TASK STATEMENT — Return all the entries below exactly as they were given.

DATA LISTING —
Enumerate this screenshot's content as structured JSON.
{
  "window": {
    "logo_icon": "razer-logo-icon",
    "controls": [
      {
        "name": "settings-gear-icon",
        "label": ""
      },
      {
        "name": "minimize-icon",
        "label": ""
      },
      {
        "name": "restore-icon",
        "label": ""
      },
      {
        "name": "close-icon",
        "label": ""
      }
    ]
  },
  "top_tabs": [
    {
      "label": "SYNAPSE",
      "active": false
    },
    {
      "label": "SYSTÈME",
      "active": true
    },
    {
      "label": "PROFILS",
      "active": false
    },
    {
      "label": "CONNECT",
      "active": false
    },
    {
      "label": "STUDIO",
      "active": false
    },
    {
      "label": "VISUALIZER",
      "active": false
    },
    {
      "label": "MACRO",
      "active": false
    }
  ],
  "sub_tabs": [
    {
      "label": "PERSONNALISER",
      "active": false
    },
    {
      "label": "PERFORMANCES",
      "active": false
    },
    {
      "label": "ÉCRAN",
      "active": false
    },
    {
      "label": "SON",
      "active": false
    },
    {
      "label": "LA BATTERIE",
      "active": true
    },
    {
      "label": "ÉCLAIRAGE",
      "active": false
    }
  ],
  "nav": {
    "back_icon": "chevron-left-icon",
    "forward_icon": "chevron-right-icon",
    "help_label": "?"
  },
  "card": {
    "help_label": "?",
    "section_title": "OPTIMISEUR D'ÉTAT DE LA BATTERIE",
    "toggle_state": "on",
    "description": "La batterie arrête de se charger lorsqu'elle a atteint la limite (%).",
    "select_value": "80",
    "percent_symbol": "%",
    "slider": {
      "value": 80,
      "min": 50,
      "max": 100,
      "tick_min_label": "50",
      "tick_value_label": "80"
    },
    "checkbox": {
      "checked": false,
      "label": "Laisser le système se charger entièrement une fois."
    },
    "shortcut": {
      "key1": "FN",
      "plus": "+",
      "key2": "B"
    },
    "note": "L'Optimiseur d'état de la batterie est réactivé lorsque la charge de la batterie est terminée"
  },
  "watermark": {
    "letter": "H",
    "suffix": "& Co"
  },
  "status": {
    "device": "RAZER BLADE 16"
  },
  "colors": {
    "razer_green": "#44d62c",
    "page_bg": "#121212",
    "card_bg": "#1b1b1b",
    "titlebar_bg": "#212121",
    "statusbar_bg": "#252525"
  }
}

WORKED SOLUTION —
Enumerate this screenshot's content as structured JSON.
{
  "window": {
    "logo_icon": "razer-logo-icon",
    "controls": [
      {
        "name": "settings-gear-icon",
        "label": ""
      },
      {
        "name": "minimize-icon",
        "label": ""
      },
      {
        "name": "restore-icon",
        "label": ""
      },
      {
        "name": "close-icon",
        "label": ""
      }
    ]
  },
  "top_tabs": [
    {
      "label": "SYNAPSE",
      "active": false
    },
    {
      "label": "SYSTÈME",
      "active": true
    },
    {
      "label": "PROFILS",
      "active": false
    },
    {
      "label": "CONNECT",
      "active": false
    },
    {
      "label": "STUDIO",
      "active": false
    },
    {
      "label": "VISUALIZER",
      "active": false
    },
    {
      "label": "MACRO",
      "active": false
    }
  ],
  "sub_tabs": [
    {
      "label": "PERSONNALISER",
      "active": false
    },
    {
      "label": "PERFORMANCES",
      "active": false
    },
    {
      "label": "ÉCRAN",
      "active": false
    },
    {
      "label": "SON",
      "active": false
    },
    {
      "label": "LA BATTERIE",
      "active": true
    },
    {
      "label": "ÉCLAIRAGE",
      "active": false
    }
  ],
  "nav": {
    "back_icon": "chevron-left-icon",
    "forward_icon": "chevron-right-icon",
    "help_label": "?"
  },
  "card": {
    "help_label": "?",
    "section_title": "OPTIMISEUR D'ÉTAT DE LA BATTERIE",
    "toggle_state": "on",
    "description": "La batterie arrête de se charger lorsqu'elle a atteint la limite (%).",
    "select_value": "80",
    "percent_symbol": "%",
    "slider": {
      "value": 80,
      "min": 50,
      "max": 100,
      "tick_min_label": "50",
      "tick_value_label": "80"
    },
    "checkbox": {
      "checked": false,
      "label": "Laisser le système se charger entièrement une fois."
    },
    "shortcut": {
      "key1": "FN",
      "plus": "+",
      "key2": "B"
    },
    "note": "L'Optimiseur d'état de la batterie est réactivé lorsque la charge de la batterie est terminée"
  },
  "watermark": {
    "letter": "H",
    "suffix": "& Co"
  },
  "status": {
    "device": "RAZER BLADE 16"
  },
  "colors": {
    "razer_green": "#44d62c",
    "page_bg": "#121212",
    "card_bg": "#1b1b1b",
    "titlebar_bg": "#212121",
    "statusbar_bg": "#252525"
  }
}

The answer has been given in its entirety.